*** Material for the task
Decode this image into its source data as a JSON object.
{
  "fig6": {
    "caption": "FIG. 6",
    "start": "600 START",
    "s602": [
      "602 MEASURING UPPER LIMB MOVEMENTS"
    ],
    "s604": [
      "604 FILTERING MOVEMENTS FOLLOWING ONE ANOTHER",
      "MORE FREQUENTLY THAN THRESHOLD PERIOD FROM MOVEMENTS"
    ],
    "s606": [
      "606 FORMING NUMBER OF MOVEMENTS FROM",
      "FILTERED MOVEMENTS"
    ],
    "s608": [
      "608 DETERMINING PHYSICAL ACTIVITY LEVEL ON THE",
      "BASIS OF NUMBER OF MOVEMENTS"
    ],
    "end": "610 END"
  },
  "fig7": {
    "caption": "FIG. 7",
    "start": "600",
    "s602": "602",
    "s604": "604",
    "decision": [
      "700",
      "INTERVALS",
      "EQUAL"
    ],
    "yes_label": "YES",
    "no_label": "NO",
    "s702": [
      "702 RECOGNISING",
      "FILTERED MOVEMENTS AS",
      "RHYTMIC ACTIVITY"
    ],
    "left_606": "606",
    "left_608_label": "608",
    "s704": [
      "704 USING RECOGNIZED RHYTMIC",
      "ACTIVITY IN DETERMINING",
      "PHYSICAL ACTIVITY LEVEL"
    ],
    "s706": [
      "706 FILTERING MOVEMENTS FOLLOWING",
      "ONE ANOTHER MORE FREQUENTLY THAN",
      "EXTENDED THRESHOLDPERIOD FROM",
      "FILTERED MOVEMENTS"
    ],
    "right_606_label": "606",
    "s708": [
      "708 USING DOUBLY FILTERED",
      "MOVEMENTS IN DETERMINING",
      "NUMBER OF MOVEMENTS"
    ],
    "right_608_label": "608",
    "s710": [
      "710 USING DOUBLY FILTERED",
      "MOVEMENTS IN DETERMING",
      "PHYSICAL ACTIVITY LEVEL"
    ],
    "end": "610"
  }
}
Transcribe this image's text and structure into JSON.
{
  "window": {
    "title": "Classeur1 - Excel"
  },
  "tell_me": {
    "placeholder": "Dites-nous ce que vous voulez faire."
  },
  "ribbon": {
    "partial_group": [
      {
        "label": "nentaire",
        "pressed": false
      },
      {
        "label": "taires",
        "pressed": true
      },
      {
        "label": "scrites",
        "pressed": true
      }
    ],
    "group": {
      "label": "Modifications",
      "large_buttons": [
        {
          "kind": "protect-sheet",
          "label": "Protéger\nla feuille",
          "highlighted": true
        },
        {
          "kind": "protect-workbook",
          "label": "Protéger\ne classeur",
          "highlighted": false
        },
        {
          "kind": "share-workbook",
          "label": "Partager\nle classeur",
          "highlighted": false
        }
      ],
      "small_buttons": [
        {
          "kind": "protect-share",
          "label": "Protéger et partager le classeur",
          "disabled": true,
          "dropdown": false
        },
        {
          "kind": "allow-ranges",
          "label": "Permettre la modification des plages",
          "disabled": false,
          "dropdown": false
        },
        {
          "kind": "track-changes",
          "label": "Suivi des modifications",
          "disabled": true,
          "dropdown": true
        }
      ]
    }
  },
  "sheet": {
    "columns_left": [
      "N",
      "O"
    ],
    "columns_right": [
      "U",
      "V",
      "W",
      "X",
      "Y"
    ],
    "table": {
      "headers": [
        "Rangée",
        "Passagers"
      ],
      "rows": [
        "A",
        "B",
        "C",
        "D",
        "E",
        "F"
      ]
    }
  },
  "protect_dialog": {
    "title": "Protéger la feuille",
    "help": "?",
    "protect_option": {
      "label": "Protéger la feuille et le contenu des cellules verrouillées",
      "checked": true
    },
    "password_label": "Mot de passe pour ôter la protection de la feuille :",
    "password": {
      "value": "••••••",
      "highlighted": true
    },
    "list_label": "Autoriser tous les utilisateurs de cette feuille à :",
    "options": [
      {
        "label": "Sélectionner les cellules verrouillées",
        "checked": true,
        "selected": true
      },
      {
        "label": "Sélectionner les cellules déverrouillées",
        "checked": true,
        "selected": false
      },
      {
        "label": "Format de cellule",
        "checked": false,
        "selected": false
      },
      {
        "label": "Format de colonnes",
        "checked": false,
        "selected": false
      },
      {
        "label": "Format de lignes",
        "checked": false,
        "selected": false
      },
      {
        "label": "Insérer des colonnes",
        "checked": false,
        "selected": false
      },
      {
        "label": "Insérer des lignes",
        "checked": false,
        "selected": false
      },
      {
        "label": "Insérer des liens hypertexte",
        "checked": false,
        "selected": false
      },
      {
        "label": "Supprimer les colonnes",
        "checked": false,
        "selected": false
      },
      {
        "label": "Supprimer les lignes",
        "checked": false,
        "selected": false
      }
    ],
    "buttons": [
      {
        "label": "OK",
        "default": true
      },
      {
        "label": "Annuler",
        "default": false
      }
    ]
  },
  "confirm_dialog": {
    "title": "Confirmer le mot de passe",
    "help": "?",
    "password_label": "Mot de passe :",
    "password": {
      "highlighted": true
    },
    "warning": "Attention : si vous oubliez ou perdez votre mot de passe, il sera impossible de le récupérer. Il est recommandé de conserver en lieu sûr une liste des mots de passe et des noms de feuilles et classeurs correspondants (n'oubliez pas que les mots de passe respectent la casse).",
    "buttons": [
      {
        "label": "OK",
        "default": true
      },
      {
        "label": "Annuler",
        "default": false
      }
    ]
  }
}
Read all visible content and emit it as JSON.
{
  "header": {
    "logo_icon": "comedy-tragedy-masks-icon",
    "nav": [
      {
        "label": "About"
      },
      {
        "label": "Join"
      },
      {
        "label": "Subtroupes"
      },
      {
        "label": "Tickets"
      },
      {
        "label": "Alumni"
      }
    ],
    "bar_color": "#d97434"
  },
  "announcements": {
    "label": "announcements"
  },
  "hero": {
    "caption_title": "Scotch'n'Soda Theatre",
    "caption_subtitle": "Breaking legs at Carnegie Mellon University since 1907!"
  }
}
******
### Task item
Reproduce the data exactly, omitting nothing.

### Written solution
Decode this image into its source data as a JSON object.
{
  "fig6": {
    "caption": "FIG. 6",
    "start": "600 START",
    "s602": [
      "602 MEASURING UPPER LIMB MOVEMENTS"
    ],
    "s604": [
      "604 FILTERING MOVEMENTS FOLLOWING ONE ANOTHER",
      "MORE FREQUENTLY THAN THRESHOLD PERIOD FROM MOVEMENTS"
    ],
    "s606": [
      "606 FORMING NUMBER OF MOVEMENTS FROM",
      "FILTERED MOVEMENTS"
    ],
    "s608": [
      "608 DETERMINING PHYSICAL ACTIVITY LEVEL ON THE",
      "BASIS OF NUMBER OF MOVEMENTS"
    ],
    "end": "610 END"
  },
  "fig7": {
    "caption": "FIG. 7",
    "start": "600",
    "s602": "602",
    "s604": "604",
    "decision": [
      "700",
      "INTERVALS",
      "EQUAL"
    ],
    "yes_label": "YES",
    "no_label": "NO",
    "s702": [
      "702 RECOGNISING",
      "FILTERED MOVEMENTS AS",
      "RHYTMIC ACTIVITY"
    ],
    "left_606": "606",
    "left_608_label": "608",
    "s704": [
      "704 USING RECOGNIZED RHYTMIC",
      "ACTIVITY IN DETERMINING",
      "PHYSICAL ACTIVITY LEVEL"
    ],
    "s706": [
      "706 FILTERING MOVEMENTS FOLLOWING",
      "ONE ANOTHER MORE FREQUENTLY THAN",
      "EXTENDED THRESHOLDPERIOD FROM",
      "FILTERED MOVEMENTS"
    ],
    "right_606_label": "606",
    "s708": [
      "708 USING DOUBLY FILTERED",
      "MOVEMENTS IN DETERMINING",
      "NUMBER OF MOVEMENTS"
    ],
    "right_608_label": "608",
    "s710": [
      "710 USING DOUBLY FILTERED",
      "MOVEMENTS IN DETERMING",
      "PHYSICAL ACTIVITY LEVEL"
    ],
    "end": "610"
  }
}
Transcribe this image's text and structure into JSON.
{
  "window": {
    "title": "Classeur1 - Excel"
  },
  "tell_me": {
    "placeholder": "Dites-nous ce que vous voulez faire."
  },
  "ribbon": {
    "partial_group": [
      {
        "label": "nentaire",
        "pressed": false
      },
      {
        "label": "taires",
        "pressed": true
      },
      {
        "label": "scrites",
        "pressed": true
      }
    ],
    "group": {
      "label": "Modifications",
      "large_buttons": [
        {
          "kind": "protect-sheet",
          "label": "Protéger\nla feuille",
          "highlighted": true
        },
        {
          "kind": "protect-workbook",
          "label": "Protéger\ne classeur",
          "highlighted": false
        },
        {
          "kind": "share-workbook",
          "label": "Partager\nle classeur",
          "highlighted": false
        }
      ],
      "small_buttons": [
        {
          "kind": "protect-share",
          "label": "Protéger et partager le classeur",
          "disabled": true,
          "dropdown": false
        },
        {
          "kind": "allow-ranges",
          "label": "Permettre la modification des plages",
          "disabled": false,
          "dropdown": false
        },
        {
          "kind": "track-changes",
          "label": "Suivi des modifications",
          "disabled": true,
          "dropdown": true
        }
      ]
    }
  },
  "sheet": {
    "columns_left": [
      "N",
      "O"
    ],
    "columns_right": [
      "U",
      "V",
      "W",
      "X",
      "Y"
    ],
    "table": {
      "headers": [
        "Rangée",
        "Passagers"
      ],
      "rows": [
        "A",
        "B",
        "C",
        "D",
        "E",
        "F"
      ]
    }
  },
  "protect_dialog": {
    "title": "Protéger la feuille",
    "help": "?",
    "protect_option": {
      "label": "Protéger la feuille et le contenu des cellules verrouillées",
      "checked": true
    },
    "password_label": "Mot de passe pour ôter la protection de la feuille :",
    "password": {
      "value": "••••••",
      "highlighted": true
    },
    "list_label": "Autoriser tous les utilisateurs de cette feuille à :",
    "options": [
      {
        "label": "Sélectionner les cellules verrouillées",
        "checked": true,
        "selected": true
      },
      {
        "label": "Sélectionner les cellules déverrouillées",
        "checked": true,
        "selected": false
      },
      {
        "label": "Format de cellule",
        "checked": false,
        "selected": false
      },
      {
        "label": "Format de colonnes",
        "checked": false,
        "selected": false
      },
      {
        "label": "Format de lignes",
        "checked": false,
        "selected": false
      },
      {
        "label": "Insérer des colonnes",
        "checked": false,
        "selected": false
      },
      {
        "label": "Insérer des lignes",
        "checked": false,
        "selected": false
      },
      {
        "label": "Insérer des liens hypertexte",
        "checked": false,
        "selected": false
      },
      {
        "label": "Supprimer les colonnes",
        "checked": false,
        "selected": false
      },
      {
        "label": "Supprimer les lignes",
        "checked": false,
        "selected": false
      }
    ],
    "buttons": [
      {
        "label": "OK",
        "default": true
      },
      {
        "label": "Annuler",
        "default": false
      }
    ]
  },
  "confirm_dialog": {
    "title": "Confirmer le mot de passe",
    "help": "?",
    "password_label": "Mot de passe :",
    "password": {
      "highlighted": true
    },
    "warning": "Attention : si vous oubliez ou perdez votre mot de passe, il sera impossible de le récupérer. Il est recommandé de conserver en lieu sûr une liste des mots de passe et des noms de feuilles et classeurs correspondants (n'oubliez pas que les mots de passe respectent la casse).",
    "buttons": [
      {
        "label": "OK",
        "default": true
      },
      {
        "label": "Annuler",
        "default": false
      }
    ]
  }
}
Read all visible content and emit it as JSON.
{
  "header": {
    "logo_icon": "comedy-tragedy-masks-icon",
    "nav": [
      {
        "label": "About"
      },
      {
        "label": "Join"
      },
      {
        "label": "Subtroupes"
      },
      {
        "label": "Tickets"
      },
      {
        "label": "Alumni"
      }
    ],
    "bar_color": "#d97434"
  },
  "announcements": {
    "label": "announcements"
  },
  "hero": {
    "caption_title": "Scotch'n'Soda Theatre",
    "caption_subtitle": "Breaking legs at Carnegie Mellon University since 1907!"
  }
}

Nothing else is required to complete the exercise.